The whole solarpunk is clearly going mainstream when it ends up in Hollywood and with Disney:
It’s all about utopian visions:
Can We Have More Solarpunk Movies, Please?
Science fiction’s vision of the future is, on the whole, pretty bleak. Sand dunes that used to be oceans. Rotting skylines, affixed with salvaged neon billboards selling soft drinks. Underground bunkers hastily built to shield humanity from a toxic atmosphere. We’ve seen it before. We’ll probably see it again.
Indeed, the image of a deteriorating corporate dystopia has almost become ordinary. Which, consequently, defangs any purported “scare ’em straight” messaging. If the polluted worlds of Mad Max or The Matrix were powerful enough to prompt change, we wouldn’t be experiencing the hottest summer on record … every summer.
Solarpunk offers an alternative approach. Not quite a genre in its own right, but quickly making a name for itself across a variety of mediums, Solarpunk is an optimistic reaction to more cynical readings of the future.
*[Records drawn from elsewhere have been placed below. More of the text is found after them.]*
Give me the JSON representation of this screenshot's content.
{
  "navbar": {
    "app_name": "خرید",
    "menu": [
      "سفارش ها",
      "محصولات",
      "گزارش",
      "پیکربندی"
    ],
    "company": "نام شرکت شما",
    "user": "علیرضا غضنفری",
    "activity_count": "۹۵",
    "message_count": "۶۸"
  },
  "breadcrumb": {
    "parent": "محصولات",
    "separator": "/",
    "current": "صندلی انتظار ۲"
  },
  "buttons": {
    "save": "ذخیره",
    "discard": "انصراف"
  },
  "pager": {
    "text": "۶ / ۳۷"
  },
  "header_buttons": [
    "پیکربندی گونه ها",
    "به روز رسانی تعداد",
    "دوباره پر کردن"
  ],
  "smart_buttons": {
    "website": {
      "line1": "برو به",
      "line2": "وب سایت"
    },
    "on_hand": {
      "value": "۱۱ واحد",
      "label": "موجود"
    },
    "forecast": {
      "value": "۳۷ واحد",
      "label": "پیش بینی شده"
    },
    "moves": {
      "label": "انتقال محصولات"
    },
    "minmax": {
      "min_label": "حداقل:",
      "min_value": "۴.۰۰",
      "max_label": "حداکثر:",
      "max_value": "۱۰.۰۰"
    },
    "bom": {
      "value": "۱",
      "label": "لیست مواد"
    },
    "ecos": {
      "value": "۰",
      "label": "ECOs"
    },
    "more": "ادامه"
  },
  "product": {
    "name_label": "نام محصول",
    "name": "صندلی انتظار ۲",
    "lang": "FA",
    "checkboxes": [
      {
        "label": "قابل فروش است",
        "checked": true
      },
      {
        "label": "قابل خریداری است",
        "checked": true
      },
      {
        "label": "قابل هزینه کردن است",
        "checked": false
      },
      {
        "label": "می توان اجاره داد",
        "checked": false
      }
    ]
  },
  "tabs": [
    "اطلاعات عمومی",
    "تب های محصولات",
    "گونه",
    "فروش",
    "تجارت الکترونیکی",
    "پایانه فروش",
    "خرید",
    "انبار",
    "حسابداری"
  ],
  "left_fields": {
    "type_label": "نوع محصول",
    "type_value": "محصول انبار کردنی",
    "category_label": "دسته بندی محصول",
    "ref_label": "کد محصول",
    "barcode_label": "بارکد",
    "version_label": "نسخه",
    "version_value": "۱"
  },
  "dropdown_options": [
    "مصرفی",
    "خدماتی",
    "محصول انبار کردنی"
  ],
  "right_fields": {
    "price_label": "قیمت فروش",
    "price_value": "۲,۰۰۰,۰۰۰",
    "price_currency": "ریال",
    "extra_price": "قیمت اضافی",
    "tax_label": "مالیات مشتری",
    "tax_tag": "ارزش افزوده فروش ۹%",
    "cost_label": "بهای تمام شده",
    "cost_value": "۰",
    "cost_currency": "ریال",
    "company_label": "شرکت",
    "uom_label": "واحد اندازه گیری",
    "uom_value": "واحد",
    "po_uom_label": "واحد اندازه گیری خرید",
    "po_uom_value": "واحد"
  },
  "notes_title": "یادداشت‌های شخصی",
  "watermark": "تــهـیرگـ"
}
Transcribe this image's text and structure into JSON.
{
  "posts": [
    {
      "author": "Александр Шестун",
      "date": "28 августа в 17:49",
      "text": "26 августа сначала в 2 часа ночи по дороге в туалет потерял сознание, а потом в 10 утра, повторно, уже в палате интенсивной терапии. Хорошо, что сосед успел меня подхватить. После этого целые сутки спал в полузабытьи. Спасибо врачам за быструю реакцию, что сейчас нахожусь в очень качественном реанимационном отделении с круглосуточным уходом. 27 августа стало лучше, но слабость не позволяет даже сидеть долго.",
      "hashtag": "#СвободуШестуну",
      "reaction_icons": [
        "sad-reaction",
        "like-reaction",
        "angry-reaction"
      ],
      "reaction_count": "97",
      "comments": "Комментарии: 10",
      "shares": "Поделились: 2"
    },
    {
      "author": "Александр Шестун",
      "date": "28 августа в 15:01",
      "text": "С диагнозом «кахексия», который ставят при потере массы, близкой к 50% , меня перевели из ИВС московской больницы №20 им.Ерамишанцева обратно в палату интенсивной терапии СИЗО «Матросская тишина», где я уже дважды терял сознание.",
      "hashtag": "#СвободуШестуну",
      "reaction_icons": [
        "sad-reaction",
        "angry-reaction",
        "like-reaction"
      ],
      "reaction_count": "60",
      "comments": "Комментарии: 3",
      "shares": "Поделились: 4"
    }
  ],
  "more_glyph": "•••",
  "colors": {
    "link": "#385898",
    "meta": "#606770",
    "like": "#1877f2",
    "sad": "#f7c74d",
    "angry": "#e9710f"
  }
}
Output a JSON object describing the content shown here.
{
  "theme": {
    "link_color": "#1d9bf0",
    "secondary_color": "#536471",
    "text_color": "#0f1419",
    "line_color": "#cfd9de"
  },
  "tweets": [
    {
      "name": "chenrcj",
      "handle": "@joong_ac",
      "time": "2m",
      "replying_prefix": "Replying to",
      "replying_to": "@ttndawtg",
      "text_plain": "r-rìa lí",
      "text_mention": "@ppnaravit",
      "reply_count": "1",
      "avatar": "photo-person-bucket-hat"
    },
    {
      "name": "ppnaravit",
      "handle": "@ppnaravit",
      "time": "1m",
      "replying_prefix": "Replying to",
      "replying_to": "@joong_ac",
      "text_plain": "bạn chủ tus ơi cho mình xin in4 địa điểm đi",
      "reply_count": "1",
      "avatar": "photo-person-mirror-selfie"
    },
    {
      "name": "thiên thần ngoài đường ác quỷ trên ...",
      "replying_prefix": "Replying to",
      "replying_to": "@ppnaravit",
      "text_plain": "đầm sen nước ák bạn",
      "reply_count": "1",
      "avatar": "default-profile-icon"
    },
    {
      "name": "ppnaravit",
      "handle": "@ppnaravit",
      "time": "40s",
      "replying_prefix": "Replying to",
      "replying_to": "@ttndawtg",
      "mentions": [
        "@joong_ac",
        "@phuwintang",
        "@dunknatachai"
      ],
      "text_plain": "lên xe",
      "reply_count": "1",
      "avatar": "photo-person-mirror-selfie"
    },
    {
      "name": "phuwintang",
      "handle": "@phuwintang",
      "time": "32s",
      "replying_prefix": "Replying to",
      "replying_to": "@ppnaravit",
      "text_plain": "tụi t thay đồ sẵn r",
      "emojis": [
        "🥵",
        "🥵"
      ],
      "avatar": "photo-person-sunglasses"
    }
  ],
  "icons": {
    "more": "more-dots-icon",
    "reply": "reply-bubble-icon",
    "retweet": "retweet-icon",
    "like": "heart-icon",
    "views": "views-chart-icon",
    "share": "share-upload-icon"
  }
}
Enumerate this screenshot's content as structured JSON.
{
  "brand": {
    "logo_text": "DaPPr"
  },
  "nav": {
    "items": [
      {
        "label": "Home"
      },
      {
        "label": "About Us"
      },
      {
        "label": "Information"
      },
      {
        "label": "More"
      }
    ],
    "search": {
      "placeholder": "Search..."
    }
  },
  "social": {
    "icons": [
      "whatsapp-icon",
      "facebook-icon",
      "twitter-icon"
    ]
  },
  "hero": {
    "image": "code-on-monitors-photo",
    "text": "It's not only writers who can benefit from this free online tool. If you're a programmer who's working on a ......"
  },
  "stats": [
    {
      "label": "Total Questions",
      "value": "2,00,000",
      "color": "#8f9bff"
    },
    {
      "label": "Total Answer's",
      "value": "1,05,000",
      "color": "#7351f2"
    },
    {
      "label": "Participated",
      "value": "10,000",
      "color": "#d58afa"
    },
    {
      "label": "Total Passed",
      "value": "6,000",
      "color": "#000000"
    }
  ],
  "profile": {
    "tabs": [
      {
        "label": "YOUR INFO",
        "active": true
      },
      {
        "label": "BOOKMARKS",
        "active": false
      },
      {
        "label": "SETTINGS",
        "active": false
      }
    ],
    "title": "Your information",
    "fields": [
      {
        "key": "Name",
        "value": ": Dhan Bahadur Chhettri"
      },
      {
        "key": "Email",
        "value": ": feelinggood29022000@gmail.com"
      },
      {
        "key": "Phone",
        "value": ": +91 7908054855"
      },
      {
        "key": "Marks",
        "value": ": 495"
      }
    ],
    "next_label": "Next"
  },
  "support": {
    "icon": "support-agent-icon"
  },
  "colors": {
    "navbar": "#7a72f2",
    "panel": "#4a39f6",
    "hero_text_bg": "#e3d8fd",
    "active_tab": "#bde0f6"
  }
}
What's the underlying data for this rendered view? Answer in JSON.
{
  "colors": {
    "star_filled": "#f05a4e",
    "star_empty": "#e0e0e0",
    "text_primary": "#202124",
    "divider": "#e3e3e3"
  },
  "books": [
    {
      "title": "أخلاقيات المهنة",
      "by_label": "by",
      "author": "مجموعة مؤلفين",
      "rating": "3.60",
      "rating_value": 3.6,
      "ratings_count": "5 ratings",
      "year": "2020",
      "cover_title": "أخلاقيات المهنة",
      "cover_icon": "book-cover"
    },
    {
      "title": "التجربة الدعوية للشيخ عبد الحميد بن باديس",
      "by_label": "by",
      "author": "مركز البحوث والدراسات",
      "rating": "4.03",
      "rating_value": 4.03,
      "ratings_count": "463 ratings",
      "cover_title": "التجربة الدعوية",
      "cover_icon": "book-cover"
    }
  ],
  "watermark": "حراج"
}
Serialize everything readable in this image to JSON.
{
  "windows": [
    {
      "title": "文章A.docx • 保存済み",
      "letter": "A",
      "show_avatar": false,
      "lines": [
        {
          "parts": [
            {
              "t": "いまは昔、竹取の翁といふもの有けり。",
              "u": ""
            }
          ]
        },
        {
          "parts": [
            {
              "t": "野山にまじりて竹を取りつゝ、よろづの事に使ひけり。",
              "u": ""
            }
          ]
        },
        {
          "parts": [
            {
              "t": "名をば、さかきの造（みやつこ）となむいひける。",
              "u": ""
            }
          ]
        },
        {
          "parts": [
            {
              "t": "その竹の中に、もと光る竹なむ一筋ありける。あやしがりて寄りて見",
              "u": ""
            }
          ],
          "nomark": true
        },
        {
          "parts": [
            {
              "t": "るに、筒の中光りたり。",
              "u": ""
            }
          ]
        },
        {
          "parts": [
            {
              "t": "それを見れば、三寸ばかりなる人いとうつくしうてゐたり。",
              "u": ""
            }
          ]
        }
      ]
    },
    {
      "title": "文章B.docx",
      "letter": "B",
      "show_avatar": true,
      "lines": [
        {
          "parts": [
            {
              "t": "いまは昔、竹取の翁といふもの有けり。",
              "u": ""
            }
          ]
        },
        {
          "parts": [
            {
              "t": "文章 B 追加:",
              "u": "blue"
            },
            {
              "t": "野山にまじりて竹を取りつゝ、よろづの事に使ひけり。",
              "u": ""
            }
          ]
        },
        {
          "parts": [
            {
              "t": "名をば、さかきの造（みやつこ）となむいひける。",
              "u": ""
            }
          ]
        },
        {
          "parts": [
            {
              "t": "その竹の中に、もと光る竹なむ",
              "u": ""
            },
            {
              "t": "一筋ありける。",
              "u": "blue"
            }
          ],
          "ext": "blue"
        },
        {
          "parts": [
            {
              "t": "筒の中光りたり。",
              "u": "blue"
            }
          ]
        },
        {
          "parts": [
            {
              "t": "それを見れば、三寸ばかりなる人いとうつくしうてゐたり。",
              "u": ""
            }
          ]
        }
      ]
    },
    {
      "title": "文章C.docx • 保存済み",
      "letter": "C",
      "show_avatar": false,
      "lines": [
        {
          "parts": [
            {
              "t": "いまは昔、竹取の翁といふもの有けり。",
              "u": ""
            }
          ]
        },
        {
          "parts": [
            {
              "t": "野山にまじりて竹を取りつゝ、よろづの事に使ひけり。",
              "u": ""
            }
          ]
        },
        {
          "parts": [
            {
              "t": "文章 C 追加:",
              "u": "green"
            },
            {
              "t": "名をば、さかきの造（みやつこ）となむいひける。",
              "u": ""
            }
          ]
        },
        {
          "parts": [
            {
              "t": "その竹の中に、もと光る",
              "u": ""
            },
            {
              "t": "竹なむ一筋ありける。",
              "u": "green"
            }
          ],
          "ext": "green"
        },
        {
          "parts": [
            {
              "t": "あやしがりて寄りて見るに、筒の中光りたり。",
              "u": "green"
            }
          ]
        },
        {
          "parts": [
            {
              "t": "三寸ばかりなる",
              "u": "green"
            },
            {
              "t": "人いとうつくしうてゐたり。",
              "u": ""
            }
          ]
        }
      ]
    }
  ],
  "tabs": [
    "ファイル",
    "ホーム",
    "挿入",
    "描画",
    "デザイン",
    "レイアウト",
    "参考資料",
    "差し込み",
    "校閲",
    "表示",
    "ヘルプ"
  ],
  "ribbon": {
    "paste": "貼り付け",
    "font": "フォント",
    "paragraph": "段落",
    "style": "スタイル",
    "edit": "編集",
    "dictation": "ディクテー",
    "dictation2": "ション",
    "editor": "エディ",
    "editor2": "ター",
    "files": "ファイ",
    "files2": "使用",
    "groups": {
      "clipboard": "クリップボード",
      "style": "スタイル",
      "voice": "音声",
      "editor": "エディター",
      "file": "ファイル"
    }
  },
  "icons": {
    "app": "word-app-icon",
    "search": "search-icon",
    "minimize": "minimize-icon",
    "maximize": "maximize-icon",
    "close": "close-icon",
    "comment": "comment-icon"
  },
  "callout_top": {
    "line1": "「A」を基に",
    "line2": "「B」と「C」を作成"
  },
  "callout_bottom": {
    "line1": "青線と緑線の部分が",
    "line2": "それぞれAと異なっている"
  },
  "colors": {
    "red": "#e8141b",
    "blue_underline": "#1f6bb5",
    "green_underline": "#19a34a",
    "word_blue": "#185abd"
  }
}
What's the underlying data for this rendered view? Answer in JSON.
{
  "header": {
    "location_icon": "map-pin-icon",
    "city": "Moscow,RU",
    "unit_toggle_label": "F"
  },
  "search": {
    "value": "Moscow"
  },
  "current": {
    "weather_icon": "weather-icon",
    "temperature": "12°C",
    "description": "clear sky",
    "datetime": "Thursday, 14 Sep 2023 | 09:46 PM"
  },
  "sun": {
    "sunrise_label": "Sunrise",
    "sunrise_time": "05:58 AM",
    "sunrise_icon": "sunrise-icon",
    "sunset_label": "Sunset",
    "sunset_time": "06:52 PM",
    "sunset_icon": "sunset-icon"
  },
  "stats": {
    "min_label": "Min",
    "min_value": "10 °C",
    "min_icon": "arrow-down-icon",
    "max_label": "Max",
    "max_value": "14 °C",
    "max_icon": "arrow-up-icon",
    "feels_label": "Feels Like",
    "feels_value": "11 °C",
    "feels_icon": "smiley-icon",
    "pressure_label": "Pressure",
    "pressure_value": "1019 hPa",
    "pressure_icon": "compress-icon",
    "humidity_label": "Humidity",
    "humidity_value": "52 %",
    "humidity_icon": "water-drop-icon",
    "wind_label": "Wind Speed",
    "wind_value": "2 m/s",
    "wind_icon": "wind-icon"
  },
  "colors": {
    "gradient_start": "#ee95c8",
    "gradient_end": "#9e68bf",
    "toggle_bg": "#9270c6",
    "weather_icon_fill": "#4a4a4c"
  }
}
Maybe there’s a future where we can find a way to make sustainable urban living a possibility. Maybe the more radical thing is to envision a future where we aren’t living on a deteriorating planet.
Released in 2022, Strange World is thematically aligned with Solarpunk values. And while its Disney origins do have a certain greenwashing aftertaste, its keen interest in systemic change (rather than individual action) and its acknowledgment of Solarpunk’s debt to indigenous and afro- future-proofing is noteworthy.
Is Strange World an on-the-nose allegory? Yeah. But there’s also an argument to be made that its Solarpunk message has more bite than what the rest of the climate has been slinging for decades.